A passive, durable, and effective method of water collection, fog harvesting consists of catching the microscopic droplets of water suspended in the wind that make up fog. Fog harvesting is possible – and has gained traction over the last several decades – in areas of Africa, South America, Asia, the Middle East, and even California. As illustrated by recent headlines of South Africa’s countdown to “Day Zero,” or the day the water taps are expected to run dry, water scarcity continues to be a growing problem across the globe.

The Cube: A Place Where Science and Senses Collide

Virtual and augmented reality technologies are changing the research landscape. Scientists can now be transported to any place in the universe, physically explore massive sets of data, visualize and interact with spatial structures of molecules, and walk through a building before it has been constructed.

The Cube, a multidisciplinary, collaborative research environment located in the Moss Arts Center, accomplishes this and more with the Cyclorama, a massive 360-degree cylindrical projection screen suspended from the ceiling. Measuring roughly 32 feet in diameter and 16 feet tall, the unique screen, installed by the Institute for Creativity, Arts, and Technology (ICAT) in 2016, provides an immersive stereoscopic experience for up to 60 people.

Middle School Students Build Instruments from Technology at Virginia Tech

BLACKSBURG, Va. (WDBJ7) Middle school students from around the region this week built musical instruments using some of the technology at Virginia Tech. These kids used laptops, computer programs, electronic sensors, and 3-D printers to turn junk into music.
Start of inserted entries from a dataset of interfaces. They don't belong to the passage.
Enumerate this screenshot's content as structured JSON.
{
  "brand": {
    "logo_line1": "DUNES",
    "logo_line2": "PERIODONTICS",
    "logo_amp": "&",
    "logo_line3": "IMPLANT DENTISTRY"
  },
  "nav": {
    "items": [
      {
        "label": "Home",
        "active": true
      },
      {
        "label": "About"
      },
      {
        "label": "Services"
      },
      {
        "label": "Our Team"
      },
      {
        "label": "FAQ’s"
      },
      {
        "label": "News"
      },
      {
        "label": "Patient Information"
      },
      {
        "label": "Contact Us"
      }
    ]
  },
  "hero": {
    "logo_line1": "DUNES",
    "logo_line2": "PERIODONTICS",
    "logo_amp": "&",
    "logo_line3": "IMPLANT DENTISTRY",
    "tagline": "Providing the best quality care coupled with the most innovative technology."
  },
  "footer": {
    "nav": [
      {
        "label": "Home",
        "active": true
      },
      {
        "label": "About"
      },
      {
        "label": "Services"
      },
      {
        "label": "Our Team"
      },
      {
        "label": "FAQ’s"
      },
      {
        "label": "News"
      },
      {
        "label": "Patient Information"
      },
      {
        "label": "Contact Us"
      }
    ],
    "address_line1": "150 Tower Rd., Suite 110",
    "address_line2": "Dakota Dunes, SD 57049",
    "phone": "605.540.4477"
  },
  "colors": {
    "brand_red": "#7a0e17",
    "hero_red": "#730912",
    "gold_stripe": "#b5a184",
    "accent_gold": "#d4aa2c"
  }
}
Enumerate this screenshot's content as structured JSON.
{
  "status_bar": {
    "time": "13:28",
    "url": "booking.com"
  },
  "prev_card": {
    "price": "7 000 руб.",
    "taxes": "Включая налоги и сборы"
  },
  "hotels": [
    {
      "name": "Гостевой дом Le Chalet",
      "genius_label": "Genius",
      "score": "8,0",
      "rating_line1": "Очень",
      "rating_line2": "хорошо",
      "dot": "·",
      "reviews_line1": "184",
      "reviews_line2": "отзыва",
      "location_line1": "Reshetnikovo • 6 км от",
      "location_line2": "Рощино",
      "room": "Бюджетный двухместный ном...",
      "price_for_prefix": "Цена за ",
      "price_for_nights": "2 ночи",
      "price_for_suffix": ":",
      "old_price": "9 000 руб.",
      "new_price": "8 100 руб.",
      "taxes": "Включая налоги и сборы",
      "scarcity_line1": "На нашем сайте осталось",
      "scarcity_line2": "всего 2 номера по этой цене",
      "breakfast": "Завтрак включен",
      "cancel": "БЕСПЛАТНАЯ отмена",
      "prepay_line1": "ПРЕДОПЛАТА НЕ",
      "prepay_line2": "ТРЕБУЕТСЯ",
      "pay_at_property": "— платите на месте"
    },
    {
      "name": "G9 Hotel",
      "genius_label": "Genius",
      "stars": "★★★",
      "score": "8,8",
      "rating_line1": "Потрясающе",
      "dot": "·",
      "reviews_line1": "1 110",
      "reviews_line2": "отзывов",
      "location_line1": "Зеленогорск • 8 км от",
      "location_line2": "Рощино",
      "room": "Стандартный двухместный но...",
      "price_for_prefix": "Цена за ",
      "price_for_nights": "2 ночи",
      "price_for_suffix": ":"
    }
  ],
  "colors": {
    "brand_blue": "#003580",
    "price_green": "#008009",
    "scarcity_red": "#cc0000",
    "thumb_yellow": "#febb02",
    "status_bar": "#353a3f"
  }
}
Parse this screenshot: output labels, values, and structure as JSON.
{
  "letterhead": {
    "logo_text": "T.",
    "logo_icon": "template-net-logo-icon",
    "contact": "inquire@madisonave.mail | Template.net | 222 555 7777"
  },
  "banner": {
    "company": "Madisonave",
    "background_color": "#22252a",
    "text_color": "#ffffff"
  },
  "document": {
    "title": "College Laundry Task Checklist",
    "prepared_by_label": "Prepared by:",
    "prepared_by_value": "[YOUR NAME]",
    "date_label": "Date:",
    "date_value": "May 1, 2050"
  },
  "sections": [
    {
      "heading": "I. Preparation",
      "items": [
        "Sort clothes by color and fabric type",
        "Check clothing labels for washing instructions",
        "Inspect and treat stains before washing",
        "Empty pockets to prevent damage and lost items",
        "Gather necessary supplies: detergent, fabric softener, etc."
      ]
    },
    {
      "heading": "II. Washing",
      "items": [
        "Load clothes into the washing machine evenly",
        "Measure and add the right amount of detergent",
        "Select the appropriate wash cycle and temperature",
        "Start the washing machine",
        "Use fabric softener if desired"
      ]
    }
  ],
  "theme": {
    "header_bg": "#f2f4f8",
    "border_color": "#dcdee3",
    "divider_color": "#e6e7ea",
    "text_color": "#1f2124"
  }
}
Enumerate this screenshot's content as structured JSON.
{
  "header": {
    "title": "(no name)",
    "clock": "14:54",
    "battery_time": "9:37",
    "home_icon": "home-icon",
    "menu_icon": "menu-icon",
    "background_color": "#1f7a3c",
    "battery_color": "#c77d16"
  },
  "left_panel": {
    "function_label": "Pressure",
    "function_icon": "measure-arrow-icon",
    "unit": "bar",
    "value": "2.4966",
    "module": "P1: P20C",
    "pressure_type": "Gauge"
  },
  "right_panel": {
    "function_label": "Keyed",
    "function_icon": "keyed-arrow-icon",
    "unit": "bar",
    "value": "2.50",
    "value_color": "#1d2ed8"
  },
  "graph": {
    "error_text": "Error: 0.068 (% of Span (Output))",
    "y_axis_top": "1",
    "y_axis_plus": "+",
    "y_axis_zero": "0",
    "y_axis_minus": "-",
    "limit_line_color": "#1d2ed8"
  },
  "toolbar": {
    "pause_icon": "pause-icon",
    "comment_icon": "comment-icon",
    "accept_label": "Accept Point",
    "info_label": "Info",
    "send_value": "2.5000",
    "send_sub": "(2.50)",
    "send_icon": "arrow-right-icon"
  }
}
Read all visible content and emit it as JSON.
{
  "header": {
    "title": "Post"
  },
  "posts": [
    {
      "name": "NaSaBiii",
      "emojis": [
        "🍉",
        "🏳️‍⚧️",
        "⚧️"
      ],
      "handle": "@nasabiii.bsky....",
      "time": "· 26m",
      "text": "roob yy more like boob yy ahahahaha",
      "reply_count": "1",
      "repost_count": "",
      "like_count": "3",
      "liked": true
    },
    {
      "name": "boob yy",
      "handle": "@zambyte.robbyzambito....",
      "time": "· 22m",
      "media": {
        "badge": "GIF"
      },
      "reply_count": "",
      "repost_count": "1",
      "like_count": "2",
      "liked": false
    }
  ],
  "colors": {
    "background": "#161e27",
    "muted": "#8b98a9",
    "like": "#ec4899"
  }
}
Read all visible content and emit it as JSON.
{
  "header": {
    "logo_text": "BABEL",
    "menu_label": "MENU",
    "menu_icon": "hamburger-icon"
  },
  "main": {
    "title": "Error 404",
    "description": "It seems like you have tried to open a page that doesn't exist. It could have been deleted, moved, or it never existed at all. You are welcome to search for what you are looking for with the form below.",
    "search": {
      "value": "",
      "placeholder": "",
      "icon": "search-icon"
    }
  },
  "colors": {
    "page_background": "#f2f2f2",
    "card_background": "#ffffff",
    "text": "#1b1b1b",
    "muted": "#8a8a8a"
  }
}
Those in charge say the project combines science, engineering, arts, and design.

ESCHER Humanoid Robot

A Virginia Tech art professor and visual communication design professor are working with one of the university’s engineering departments to improve the aesthetics and utility of protective body panels for a robot built by Virginia Tech students to complete search-and-rescue tasks.

First Cube Fest to open Virginia Tech’s unique room to the public

BLACKSBURG – The familiar sounds of a cash register, clanking change and a Pink Floyd bass line filled Virginia Tech’s Cube. Something’s different about this performance. Sound waves are traveling in different ways and coming from totally different angles to create an immersive experience that’s so different from Pink Floyd’s mono sound from stereos around the world via the first song on side two of “Dark Side of the Moon.”

The 2016 Spatial Music Workshop at Virginia Tech: Call for Proposals

BLACKSBURG – The familiar sounds of a cash register, clanking change and a Pink Floyd bass line filled Virginia Tech’s Cube. Something’s different about this performance. Sound waves are traveling in different ways and coming from totally different angles to create an immersive experience that’s so different from Pink Floyd’s mono sound from stereos around the world via the first song on side two of “Dark Side of the Moon.”

Virginia Tech’s first immersive environment specialist makes virtual reality accessible

Virtual and augmented reality technologies are changing the research landscape. Scientists can now be transported to any place in the universe, physically explore massive sets of data, visualize and interact with spatial structures of molecules, and walk through a building before it has been constructed.

Book review: ‘The Innovators,’ on the digital revolution, by Walter Isaacson

In the Industrial Revolution’s wake, aspiring entrepreneurs combed through a landmark biography of inventors for the secrets to success. The five-volume “Lives of the Engineers” by Samuel Smiles, founder of the self-help movement, surveyed a century of human progress with a twist on the Renaissance classic “Lives of the Artists.”